Dataset items:
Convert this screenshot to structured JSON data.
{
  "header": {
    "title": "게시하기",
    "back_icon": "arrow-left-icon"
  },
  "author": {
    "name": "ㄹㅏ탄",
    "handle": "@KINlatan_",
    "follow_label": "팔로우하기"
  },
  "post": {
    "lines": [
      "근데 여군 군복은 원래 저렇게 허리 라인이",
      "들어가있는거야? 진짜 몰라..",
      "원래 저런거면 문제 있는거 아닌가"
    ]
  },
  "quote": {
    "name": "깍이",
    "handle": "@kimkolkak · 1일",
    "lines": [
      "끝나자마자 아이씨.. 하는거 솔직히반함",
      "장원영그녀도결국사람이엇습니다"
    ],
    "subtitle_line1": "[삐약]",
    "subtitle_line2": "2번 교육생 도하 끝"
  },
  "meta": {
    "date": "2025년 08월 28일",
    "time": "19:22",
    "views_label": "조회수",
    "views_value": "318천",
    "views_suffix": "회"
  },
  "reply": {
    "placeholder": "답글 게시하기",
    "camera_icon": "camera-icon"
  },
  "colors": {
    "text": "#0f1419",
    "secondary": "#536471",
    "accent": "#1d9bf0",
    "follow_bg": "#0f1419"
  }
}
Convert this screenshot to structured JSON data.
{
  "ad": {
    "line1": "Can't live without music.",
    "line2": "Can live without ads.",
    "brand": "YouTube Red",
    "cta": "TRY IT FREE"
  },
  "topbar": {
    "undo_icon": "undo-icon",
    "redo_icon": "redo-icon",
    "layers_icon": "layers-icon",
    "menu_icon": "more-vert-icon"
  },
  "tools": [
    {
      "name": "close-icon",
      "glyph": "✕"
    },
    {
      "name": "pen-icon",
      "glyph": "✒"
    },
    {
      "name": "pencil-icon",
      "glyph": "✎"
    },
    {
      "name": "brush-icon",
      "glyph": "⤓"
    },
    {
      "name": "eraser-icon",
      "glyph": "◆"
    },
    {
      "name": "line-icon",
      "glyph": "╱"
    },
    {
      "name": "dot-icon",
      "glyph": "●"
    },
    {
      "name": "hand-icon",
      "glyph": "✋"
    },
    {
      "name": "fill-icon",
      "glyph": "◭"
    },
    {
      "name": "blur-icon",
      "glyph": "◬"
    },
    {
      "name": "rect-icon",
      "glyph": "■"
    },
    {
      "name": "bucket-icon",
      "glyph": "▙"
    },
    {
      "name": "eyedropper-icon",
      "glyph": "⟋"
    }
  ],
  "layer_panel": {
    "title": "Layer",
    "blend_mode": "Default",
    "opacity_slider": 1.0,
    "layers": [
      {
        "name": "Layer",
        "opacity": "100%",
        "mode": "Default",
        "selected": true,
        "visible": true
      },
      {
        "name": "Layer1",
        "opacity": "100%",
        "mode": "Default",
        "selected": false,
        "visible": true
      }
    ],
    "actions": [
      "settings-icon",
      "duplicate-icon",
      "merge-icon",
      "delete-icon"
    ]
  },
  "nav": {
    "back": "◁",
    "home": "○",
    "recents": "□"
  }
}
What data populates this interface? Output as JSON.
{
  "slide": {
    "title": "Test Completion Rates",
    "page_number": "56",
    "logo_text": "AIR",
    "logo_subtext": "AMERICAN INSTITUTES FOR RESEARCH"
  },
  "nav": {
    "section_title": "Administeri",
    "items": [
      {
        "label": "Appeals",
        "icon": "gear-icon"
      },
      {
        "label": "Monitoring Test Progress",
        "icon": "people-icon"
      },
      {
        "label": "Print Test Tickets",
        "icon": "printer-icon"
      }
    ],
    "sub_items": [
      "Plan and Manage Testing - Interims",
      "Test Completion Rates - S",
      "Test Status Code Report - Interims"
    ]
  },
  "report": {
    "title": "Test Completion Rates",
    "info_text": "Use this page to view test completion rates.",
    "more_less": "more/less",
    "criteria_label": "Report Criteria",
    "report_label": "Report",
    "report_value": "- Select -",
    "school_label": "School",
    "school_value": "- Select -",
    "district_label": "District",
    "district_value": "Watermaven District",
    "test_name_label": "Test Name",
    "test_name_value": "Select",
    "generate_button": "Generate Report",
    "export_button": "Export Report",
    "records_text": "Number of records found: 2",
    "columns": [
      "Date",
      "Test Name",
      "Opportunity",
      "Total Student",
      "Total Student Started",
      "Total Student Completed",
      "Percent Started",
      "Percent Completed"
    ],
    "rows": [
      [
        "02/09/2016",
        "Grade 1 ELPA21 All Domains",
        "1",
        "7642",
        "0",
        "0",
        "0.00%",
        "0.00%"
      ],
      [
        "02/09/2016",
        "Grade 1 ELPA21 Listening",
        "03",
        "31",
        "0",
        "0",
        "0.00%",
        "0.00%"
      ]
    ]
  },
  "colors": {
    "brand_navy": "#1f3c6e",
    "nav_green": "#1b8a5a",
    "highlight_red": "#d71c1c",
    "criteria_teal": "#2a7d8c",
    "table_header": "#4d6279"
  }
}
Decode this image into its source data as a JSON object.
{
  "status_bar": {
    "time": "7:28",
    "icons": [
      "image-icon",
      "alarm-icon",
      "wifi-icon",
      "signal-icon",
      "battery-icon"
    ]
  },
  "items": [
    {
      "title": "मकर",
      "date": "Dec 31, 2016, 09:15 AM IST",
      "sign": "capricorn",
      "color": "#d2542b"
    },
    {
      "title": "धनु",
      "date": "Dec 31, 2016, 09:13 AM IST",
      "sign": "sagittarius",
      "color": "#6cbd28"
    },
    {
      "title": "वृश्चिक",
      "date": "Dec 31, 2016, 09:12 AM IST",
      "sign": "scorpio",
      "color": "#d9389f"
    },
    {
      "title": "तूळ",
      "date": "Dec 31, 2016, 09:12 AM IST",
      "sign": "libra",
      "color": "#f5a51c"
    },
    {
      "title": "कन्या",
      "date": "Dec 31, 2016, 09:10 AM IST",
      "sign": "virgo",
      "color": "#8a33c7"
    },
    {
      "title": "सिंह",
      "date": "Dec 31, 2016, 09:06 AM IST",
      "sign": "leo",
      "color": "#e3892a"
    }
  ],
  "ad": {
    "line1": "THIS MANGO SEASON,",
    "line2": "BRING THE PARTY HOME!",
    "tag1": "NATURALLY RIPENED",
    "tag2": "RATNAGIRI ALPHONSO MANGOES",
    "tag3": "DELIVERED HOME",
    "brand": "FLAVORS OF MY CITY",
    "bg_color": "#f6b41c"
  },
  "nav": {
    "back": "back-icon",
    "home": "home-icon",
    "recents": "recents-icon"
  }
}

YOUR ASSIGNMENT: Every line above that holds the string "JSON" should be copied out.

ANSWER TO THIS PROBLEM:
Convert this screenshot to structured JSON data.
Convert this screenshot to structured JSON data.
What data populates this interface? Output as JSON.
Decode this image into its source data as a JSON object.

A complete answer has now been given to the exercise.